Recorded data »
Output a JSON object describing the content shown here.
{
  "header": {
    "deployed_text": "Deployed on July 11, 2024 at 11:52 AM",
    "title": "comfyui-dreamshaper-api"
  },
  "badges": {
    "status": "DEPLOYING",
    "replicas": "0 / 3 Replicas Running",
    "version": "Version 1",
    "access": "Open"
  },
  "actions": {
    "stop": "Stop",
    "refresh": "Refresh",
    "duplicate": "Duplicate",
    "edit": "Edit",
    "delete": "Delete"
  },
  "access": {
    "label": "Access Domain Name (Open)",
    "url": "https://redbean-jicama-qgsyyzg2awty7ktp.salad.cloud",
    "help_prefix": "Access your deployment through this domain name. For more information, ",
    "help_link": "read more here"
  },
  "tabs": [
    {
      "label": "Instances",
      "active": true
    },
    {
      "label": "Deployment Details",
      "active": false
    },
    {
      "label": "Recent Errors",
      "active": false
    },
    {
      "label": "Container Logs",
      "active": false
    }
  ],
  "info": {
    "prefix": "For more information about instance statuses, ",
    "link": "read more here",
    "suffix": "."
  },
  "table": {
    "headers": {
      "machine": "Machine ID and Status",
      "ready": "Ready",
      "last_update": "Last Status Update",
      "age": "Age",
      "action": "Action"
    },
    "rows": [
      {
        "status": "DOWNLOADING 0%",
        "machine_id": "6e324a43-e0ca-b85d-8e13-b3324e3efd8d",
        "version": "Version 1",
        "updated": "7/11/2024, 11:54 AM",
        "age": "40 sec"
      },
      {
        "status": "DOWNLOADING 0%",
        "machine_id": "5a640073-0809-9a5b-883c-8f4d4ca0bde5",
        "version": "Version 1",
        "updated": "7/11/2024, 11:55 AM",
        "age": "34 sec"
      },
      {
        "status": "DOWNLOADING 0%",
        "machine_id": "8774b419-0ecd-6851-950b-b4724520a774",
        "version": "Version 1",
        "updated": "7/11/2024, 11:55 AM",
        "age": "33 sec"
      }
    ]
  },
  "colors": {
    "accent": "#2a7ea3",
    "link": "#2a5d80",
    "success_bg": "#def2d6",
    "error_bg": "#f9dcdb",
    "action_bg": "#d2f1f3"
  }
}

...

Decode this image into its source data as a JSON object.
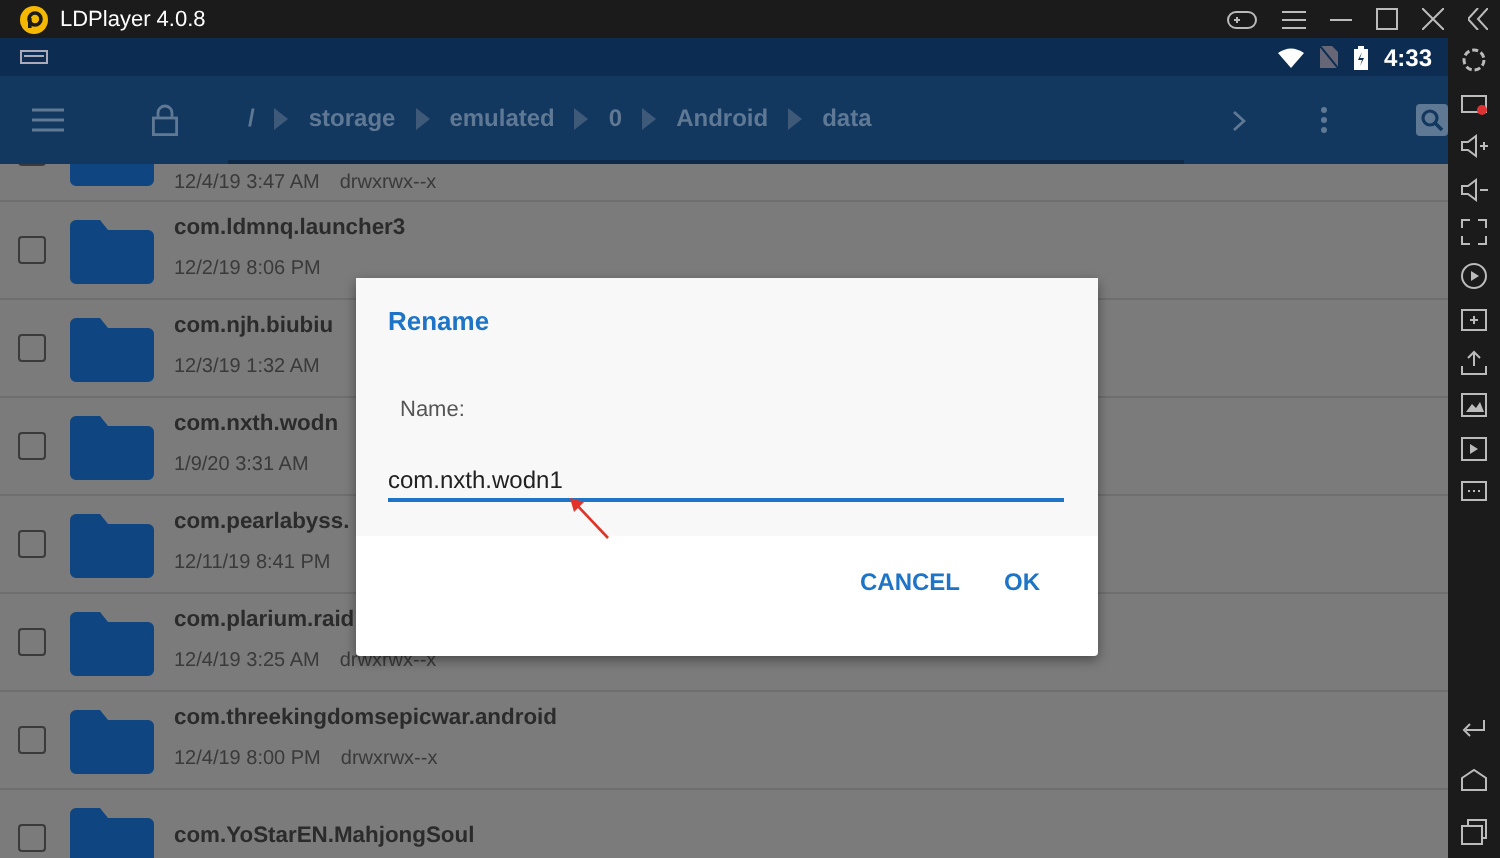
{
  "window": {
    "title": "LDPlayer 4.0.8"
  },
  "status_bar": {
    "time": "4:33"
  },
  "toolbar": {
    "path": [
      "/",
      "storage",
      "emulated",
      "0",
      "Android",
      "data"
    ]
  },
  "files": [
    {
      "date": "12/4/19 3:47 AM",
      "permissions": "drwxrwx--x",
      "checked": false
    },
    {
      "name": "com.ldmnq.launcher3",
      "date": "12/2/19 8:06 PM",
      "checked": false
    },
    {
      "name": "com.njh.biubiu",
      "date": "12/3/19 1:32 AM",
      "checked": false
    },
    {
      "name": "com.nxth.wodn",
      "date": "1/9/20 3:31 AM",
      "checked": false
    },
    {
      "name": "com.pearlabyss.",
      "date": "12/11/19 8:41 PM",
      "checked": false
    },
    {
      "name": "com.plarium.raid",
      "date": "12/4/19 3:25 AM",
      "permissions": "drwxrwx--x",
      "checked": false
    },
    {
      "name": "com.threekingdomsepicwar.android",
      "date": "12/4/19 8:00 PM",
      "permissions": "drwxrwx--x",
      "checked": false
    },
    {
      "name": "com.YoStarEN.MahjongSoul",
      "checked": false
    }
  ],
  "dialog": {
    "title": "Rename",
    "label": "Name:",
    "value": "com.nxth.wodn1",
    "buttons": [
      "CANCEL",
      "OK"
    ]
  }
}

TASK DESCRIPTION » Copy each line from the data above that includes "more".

THE ANSWER »
    "help_prefix": "Access your deployment through this domain name. For more information, ",
    "help_link": "read more here"
    "prefix": "For more information about instance statuses, ",
    "link": "read more here",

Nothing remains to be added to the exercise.